WHAT IS EXPECTED>
Where does the string "JSON" occur in the entries below? Copy every line where it does.

EXERCISE DATA>
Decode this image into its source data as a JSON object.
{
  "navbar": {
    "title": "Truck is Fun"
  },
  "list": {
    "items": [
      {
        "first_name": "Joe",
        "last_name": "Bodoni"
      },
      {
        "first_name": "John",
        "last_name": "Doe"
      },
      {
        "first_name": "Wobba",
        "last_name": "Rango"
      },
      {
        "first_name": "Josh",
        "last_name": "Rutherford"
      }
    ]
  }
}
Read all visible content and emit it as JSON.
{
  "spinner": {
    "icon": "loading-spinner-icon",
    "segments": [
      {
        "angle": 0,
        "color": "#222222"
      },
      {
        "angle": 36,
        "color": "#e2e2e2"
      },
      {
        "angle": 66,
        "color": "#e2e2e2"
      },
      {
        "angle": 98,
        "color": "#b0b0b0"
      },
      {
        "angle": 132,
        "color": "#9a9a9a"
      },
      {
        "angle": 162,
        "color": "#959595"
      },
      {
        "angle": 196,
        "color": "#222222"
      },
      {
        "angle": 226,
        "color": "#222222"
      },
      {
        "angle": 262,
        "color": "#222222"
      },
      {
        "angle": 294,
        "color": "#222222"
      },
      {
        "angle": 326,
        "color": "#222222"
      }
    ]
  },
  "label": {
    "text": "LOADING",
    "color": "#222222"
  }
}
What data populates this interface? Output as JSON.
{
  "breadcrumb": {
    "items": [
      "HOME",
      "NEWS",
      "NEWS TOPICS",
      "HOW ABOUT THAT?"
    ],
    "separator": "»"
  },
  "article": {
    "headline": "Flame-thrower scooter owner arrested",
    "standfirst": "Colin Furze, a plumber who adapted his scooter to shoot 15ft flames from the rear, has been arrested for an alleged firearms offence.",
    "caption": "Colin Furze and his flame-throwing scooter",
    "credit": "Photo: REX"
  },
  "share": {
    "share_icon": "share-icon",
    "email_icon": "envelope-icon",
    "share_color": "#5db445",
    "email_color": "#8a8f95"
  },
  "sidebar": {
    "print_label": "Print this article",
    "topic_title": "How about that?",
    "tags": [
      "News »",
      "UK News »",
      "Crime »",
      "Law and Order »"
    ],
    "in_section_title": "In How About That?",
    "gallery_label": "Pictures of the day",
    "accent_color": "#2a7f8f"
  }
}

YOUR SOLUTION>
Decode this image into its source data as a JSON object.
Read all visible content and emit it as JSON.
What data populates this interface? Output as JSON.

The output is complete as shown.